Furthermore, NS was found to be more expressed in the highly aggressive breast cancer subtypes including human epidermal growth factor receptor 2 (HER-2) and triple negative breast cancer (TNBC) subtypes.
Specific subtypes of breast cancer such as estrogen receptor (ER)-negative, human EGF receptor 2 (HER2)-positive, and triple-negative breast cancer (TNBC) have shown evidence of immunogenicity based on tumor-immune interactions.
Current standard-of-care (SOC) therapy for breast cancer includes targeted therapies such as endocrine therapy for estrogen receptor-alpha (ERα) positive; anti-HER2 monoclonal antibodies for human epidermal growth factor receptor-2 (HER2)-enriched; and general chemotherapy for triple negative breast cancer (TNBC) subtypes.
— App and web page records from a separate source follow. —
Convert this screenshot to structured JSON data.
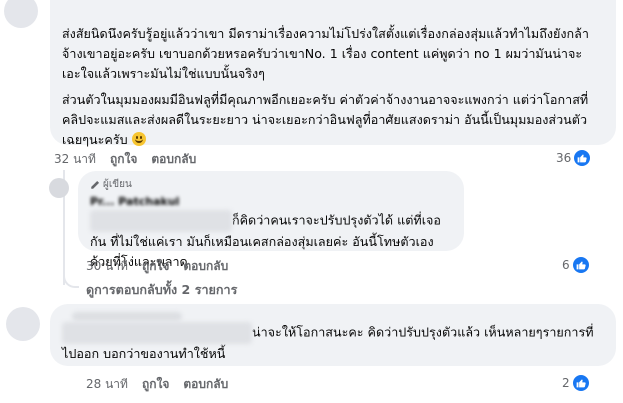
{
  "comment1": {
    "paragraphs": [
      "ส่งสัยนิดนึงครับรู้อยู่แล้วว่าเขา มีดราม่าเรื่องความไม่โปร่งใสตั้งแต่เรื่องกล่องสุ่มแล้วทำไมถึงยังกล้าจ้างเขาอยู่อะครับ เขาบอกด้วยหรอครับว่าเขาNo. 1 เรื่อง content แค่พูดว่า no 1 ผมว่ามันน่าจะเอะใจแล้วเพราะมันไม่ใช่แบบนั้นจริงๆ",
      "ส่วนตัวในมุมมองผมมีอินฟลูที่มีคุณภาพอีกเยอะครับ ค่าตัวค่าจ้างงานอาจจะแพงกว่า แต่ว่าโอกาสที่คลิปจะแมสและส่งผลดีในระยะยาว น่าจะเยอะกว่าอินฟลูที่อาศัยแสงดราม่า อันนี้เป็นมุมมองส่วนตัวเฉยๆนะครับ"
    ],
    "time": "32 นาที",
    "like_label": "ถูกใจ",
    "reply_label": "ตอบกลับ",
    "reactions": "36"
  },
  "reply1": {
    "author_badge": "ผู้เขียน",
    "author_name": "Pr... Patchakul",
    "text": "ก็คิดว่าคนเราจะปรับปรุงตัวได้ แต่ที่เจอกัน ที่ไม่ใช่แค่เรา มันก็เหมือนเคสกล่องสุ่มเลยค่ะ อันนี้โทษตัวเองด้วยที่โง่และพลาด",
    "time": "30 นาที",
    "like_label": "ถูกใจ",
    "reply_label": "ตอบกลับ",
    "reactions": "6"
  },
  "view_replies_label": "ดูการตอบกลับทั้ง 2 รายการ",
  "comment2": {
    "text": "น่าจะให้โอกาสนะคะ คิดว่าปรับปรุงตัวแล้ว เห็นหลายๆรายการที่ไปออก บอกว่าของานทำใช้หนี้",
    "time": "28 นาที",
    "like_label": "ถูกใจ",
    "reply_label": "ตอบกลับ",
    "reactions": "2"
  },
  "colors": {
    "like_blue": "#1877f2",
    "bubble_bg": "#f0f2f5",
    "meta_gray": "#65676b"
  }
}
Triple negative breast cancer (TNBC), characterized by lack of estrogen receptors, progesterone hormone receptors, and HER2 overexpression, is a more aggressive high grade tumor and not sensitive to current targeted drugs.
Here we used the DEPArray system to identify and isolate CTCs from metastatic triple negative breast cancer (TNBC) patients and performed single-cell NanoString analysis to quantify cancer pathway gene expression in HER2-positive and HER2-negative CTC populations.
Among TNBC and HR (hormone receptor)-/HER2+ subtypes, 97.0% and 95.0% of relapses occurred within 3 years from diagnosis respectively while 10.6% of relapses among HR+ subgroup occurred beyond 5 years.
Triple negative breast cancer (TNBC) is defined by a lack of ER, PgR, and HER2 expression, and to date there have been no significant advances in treatment by targeted therapies against those molecules.
Currently, traditional predictors of prognosis (tumor size, nodal status, progesterone receptor [PR], estrogen receptor [ER], or human epidermal growth factor receptor-2 [HER2]) are insufficient for precise survival prediction for triple-negative breast cancer (TNBC).